[Web page and app entries]
*** Block opens ***

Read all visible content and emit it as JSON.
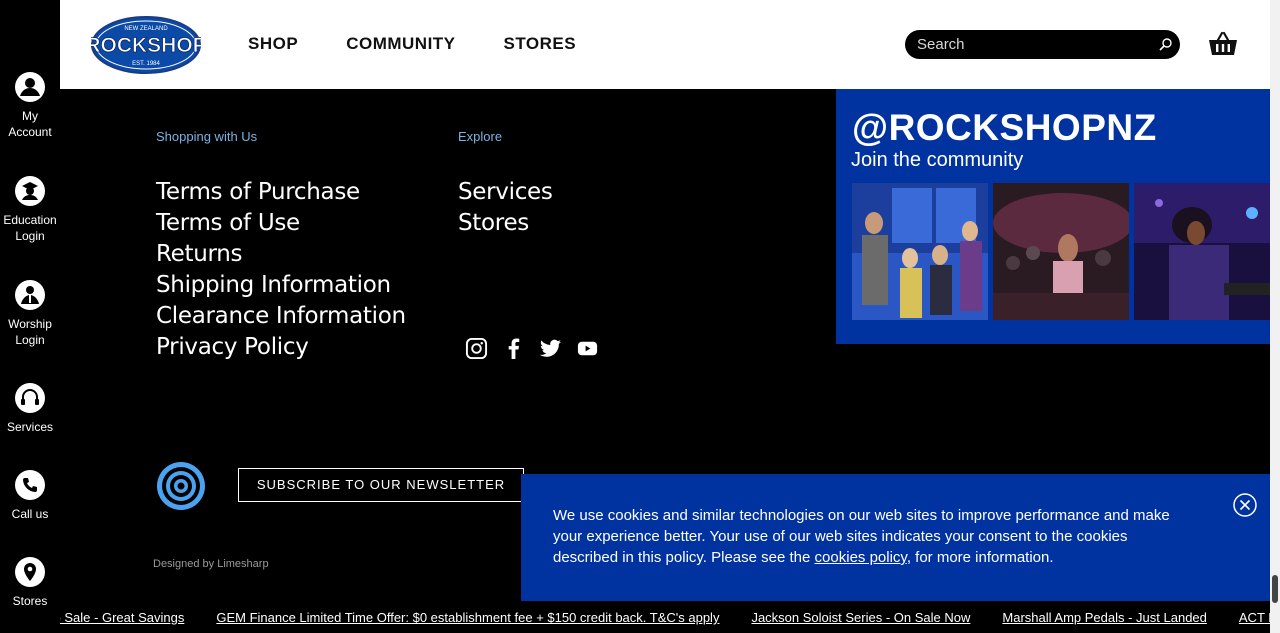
{
  "sidebar": {
    "items": [
      {
        "label_1": "My",
        "label_2": "Account",
        "icon": "user-icon"
      },
      {
        "label_1": "Education",
        "label_2": "Login",
        "icon": "graduate-icon"
      },
      {
        "label_1": "Worship",
        "label_2": "Login",
        "icon": "worship-icon"
      },
      {
        "label_1": "Services",
        "label_2": "",
        "icon": "headset-icon"
      },
      {
        "label_1": "Call us",
        "label_2": "",
        "icon": "phone-icon"
      },
      {
        "label_1": "Stores",
        "label_2": "",
        "icon": "map-pin-icon"
      }
    ]
  },
  "header": {
    "logo": {
      "top_text": "NEW ZEALAND",
      "brand": "ROCKSHOP",
      "bottom_text": "EST. 1984"
    },
    "nav": [
      "SHOP",
      "COMMUNITY",
      "STORES"
    ],
    "search_placeholder": "Search"
  },
  "footer": {
    "shopping": {
      "heading": "Shopping with Us",
      "links": [
        "Terms of Purchase",
        "Terms of Use",
        "Returns",
        "Shipping Information",
        "Clearance Information",
        "Privacy Policy"
      ]
    },
    "explore": {
      "heading": "Explore",
      "links": [
        "Services",
        "Stores"
      ]
    },
    "socials": [
      "instagram-icon",
      "facebook-icon",
      "twitter-icon",
      "youtube-icon"
    ],
    "newsletter_button": "SUBSCRIBE TO OUR NEWSLETTER",
    "credit": "Designed by Limesharp"
  },
  "instagram": {
    "handle": "@ROCKSHOPNZ",
    "subtitle": "Join the community"
  },
  "cookie_banner": {
    "text_before": "We use cookies and similar technologies on our web sites to improve performance and make your experience better. Your use of our web sites indicates your consent to the cookies described in this policy. Please see the ",
    "link": "cookies policy",
    "text_after": ", for more information."
  },
  "ticker": [
    "Tube Amp Sale - Great Savings",
    "GEM Finance Limited Time Offer: $0 establishment fee + $150 credit back. T&C's apply",
    "Jackson Soloist Series - On Sale Now",
    "Marshall Amp Pedals - Just Landed",
    "ACT F"
  ],
  "colors": {
    "brand_blue": "#0033a0",
    "heading_blue": "#7db3e3"
  }
}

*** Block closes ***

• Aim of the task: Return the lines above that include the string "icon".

• Output below:
        "icon": "user-icon"
        "icon": "graduate-icon"
        "icon": "worship-icon"
        "icon": "headset-icon"
        "icon": "phone-icon"
        "icon": "map-pin-icon"
      "instagram-icon",
      "facebook-icon",
      "twitter-icon",
      "youtube-icon"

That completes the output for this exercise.